Data records for software interfaces:
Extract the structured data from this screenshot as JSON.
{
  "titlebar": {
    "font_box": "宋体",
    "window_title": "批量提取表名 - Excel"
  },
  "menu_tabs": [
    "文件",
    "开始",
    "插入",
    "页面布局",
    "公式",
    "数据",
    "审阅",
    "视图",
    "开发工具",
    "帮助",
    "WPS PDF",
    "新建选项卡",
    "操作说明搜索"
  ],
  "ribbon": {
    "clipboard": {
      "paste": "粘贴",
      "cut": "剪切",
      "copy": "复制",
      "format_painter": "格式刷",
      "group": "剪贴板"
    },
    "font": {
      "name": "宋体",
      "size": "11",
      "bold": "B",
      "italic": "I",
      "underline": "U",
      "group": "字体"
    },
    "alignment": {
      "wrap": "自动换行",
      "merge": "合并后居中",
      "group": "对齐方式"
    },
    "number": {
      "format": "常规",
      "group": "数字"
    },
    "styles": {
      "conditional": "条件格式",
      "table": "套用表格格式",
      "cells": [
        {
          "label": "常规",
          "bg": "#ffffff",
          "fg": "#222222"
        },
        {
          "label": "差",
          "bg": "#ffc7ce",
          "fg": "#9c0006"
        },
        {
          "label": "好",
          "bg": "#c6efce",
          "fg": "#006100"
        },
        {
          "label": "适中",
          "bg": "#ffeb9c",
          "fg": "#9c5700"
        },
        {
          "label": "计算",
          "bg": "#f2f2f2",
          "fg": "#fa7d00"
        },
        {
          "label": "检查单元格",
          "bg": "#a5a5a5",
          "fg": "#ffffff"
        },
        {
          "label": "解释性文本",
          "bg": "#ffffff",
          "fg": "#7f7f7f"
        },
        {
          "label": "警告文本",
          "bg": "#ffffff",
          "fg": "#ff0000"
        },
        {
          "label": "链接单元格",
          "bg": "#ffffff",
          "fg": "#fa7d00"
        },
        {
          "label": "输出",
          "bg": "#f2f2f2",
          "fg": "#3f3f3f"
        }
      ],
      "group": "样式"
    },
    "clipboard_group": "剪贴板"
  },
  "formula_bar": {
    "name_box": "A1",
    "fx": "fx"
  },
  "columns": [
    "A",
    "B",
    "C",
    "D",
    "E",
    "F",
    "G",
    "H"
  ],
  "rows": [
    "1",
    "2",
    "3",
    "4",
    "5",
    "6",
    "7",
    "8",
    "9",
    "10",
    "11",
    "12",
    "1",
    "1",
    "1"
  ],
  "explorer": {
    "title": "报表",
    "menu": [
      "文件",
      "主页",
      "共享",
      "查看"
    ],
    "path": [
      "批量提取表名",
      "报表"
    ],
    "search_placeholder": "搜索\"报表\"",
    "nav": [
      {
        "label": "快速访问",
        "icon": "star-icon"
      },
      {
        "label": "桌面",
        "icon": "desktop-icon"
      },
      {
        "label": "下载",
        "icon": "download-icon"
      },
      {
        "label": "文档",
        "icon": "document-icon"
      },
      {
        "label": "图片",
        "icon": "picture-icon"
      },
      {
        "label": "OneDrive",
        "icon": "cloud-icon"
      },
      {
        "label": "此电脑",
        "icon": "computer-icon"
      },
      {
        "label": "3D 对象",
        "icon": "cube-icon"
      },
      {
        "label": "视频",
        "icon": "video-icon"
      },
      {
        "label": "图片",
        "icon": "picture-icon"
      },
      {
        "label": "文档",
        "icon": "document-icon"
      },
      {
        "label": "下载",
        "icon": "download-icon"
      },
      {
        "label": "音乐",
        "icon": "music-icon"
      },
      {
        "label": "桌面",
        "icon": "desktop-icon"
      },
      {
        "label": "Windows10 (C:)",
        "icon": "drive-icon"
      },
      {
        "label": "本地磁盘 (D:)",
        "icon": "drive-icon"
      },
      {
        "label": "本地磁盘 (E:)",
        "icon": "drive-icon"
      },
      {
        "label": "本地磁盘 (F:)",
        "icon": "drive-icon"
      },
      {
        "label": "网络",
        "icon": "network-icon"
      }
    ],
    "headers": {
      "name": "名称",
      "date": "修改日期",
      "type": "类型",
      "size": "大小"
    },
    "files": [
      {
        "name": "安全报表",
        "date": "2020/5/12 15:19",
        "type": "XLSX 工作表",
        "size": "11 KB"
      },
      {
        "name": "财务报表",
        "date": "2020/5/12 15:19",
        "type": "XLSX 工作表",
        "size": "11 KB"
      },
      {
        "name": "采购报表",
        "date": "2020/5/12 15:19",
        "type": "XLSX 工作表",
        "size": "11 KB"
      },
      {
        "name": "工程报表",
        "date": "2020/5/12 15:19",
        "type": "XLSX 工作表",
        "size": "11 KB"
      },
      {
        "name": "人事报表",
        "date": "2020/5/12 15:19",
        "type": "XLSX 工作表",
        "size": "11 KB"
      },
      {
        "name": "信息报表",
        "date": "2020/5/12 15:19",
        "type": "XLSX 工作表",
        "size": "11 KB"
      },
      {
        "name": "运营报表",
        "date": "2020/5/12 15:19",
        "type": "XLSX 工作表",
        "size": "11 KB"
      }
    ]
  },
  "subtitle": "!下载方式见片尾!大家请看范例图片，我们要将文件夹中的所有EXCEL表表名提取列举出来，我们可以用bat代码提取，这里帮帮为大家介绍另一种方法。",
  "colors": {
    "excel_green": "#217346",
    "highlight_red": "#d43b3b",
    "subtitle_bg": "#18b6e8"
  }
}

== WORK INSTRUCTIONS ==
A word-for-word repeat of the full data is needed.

== OUTPUT OF THE TASK ==
Extract the structured data from this screenshot as JSON.
{
  "titlebar": {
    "font_box": "宋体",
    "window_title": "批量提取表名 - Excel"
  },
  "menu_tabs": [
    "文件",
    "开始",
    "插入",
    "页面布局",
    "公式",
    "数据",
    "审阅",
    "视图",
    "开发工具",
    "帮助",
    "WPS PDF",
    "新建选项卡",
    "操作说明搜索"
  ],
  "ribbon": {
    "clipboard": {
      "paste": "粘贴",
      "cut": "剪切",
      "copy": "复制",
      "format_painter": "格式刷",
      "group": "剪贴板"
    },
    "font": {
      "name": "宋体",
      "size": "11",
      "bold": "B",
      "italic": "I",
      "underline": "U",
      "group": "字体"
    },
    "alignment": {
      "wrap": "自动换行",
      "merge": "合并后居中",
      "group": "对齐方式"
    },
    "number": {
      "format": "常规",
      "group": "数字"
    },
    "styles": {
      "conditional": "条件格式",
      "table": "套用表格格式",
      "cells": [
        {
          "label": "常规",
          "bg": "#ffffff",
          "fg": "#222222"
        },
        {
          "label": "差",
          "bg": "#ffc7ce",
          "fg": "#9c0006"
        },
        {
          "label": "好",
          "bg": "#c6efce",
          "fg": "#006100"
        },
        {
          "label": "适中",
          "bg": "#ffeb9c",
          "fg": "#9c5700"
        },
        {
          "label": "计算",
          "bg": "#f2f2f2",
          "fg": "#fa7d00"
        },
        {
          "label": "检查单元格",
          "bg": "#a5a5a5",
          "fg": "#ffffff"
        },
        {
          "label": "解释性文本",
          "bg": "#ffffff",
          "fg": "#7f7f7f"
        },
        {
          "label": "警告文本",
          "bg": "#ffffff",
          "fg": "#ff0000"
        },
        {
          "label": "链接单元格",
          "bg": "#ffffff",
          "fg": "#fa7d00"
        },
        {
          "label": "输出",
          "bg": "#f2f2f2",
          "fg": "#3f3f3f"
        }
      ],
      "group": "样式"
    },
    "clipboard_group": "剪贴板"
  },
  "formula_bar": {
    "name_box": "A1",
    "fx": "fx"
  },
  "columns": [
    "A",
    "B",
    "C",
    "D",
    "E",
    "F",
    "G",
    "H"
  ],
  "rows": [
    "1",
    "2",
    "3",
    "4",
    "5",
    "6",
    "7",
    "8",
    "9",
    "10",
    "11",
    "12",
    "1",
    "1",
    "1"
  ],
  "explorer": {
    "title": "报表",
    "menu": [
      "文件",
      "主页",
      "共享",
      "查看"
    ],
    "path": [
      "批量提取表名",
      "报表"
    ],
    "search_placeholder": "搜索\"报表\"",
    "nav": [
      {
        "label": "快速访问",
        "icon": "star-icon"
      },
      {
        "label": "桌面",
        "icon": "desktop-icon"
      },
      {
        "label": "下载",
        "icon": "download-icon"
      },
      {
        "label": "文档",
        "icon": "document-icon"
      },
      {
        "label": "图片",
        "icon": "picture-icon"
      },
      {
        "label": "OneDrive",
        "icon": "cloud-icon"
      },
      {
        "label": "此电脑",
        "icon": "computer-icon"
      },
      {
        "label": "3D 对象",
        "icon": "cube-icon"
      },
      {
        "label": "视频",
        "icon": "video-icon"
      },
      {
        "label": "图片",
        "icon": "picture-icon"
      },
      {
        "label": "文档",
        "icon": "document-icon"
      },
      {
        "label": "下载",
        "icon": "download-icon"
      },
      {
        "label": "音乐",
        "icon": "music-icon"
      },
      {
        "label": "桌面",
        "icon": "desktop-icon"
      },
      {
        "label": "Windows10 (C:)",
        "icon": "drive-icon"
      },
      {
        "label": "本地磁盘 (D:)",
        "icon": "drive-icon"
      },
      {
        "label": "本地磁盘 (E:)",
        "icon": "drive-icon"
      },
      {
        "label": "本地磁盘 (F:)",
        "icon": "drive-icon"
      },
      {
        "label": "网络",
        "icon": "network-icon"
      }
    ],
    "headers": {
      "name": "名称",
      "date": "修改日期",
      "type": "类型",
      "size": "大小"
    },
    "files": [
      {
        "name": "安全报表",
        "date": "2020/5/12 15:19",
        "type": "XLSX 工作表",
        "size": "11 KB"
      },
      {
        "name": "财务报表",
        "date": "2020/5/12 15:19",
        "type": "XLSX 工作表",
        "size": "11 KB"
      },
      {
        "name": "采购报表",
        "date": "2020/5/12 15:19",
        "type": "XLSX 工作表",
        "size": "11 KB"
      },
      {
        "name": "工程报表",
        "date": "2020/5/12 15:19",
        "type": "XLSX 工作表",
        "size": "11 KB"
      },
      {
        "name": "人事报表",
        "date": "2020/5/12 15:19",
        "type": "XLSX 工作表",
        "size": "11 KB"
      },
      {
        "name": "信息报表",
        "date": "2020/5/12 15:19",
        "type": "XLSX 工作表",
        "size": "11 KB"
      },
      {
        "name": "运营报表",
        "date": "2020/5/12 15:19",
        "type": "XLSX 工作表",
        "size": "11 KB"
      }
    ]
  },
  "subtitle": "!下载方式见片尾!大家请看范例图片，我们要将文件夹中的所有EXCEL表表名提取列举出来，我们可以用bat代码提取，这里帮帮为大家介绍另一种方法。",
  "colors": {
    "excel_green": "#217346",
    "highlight_red": "#d43b3b",
    "subtitle_bg": "#18b6e8"
  }
}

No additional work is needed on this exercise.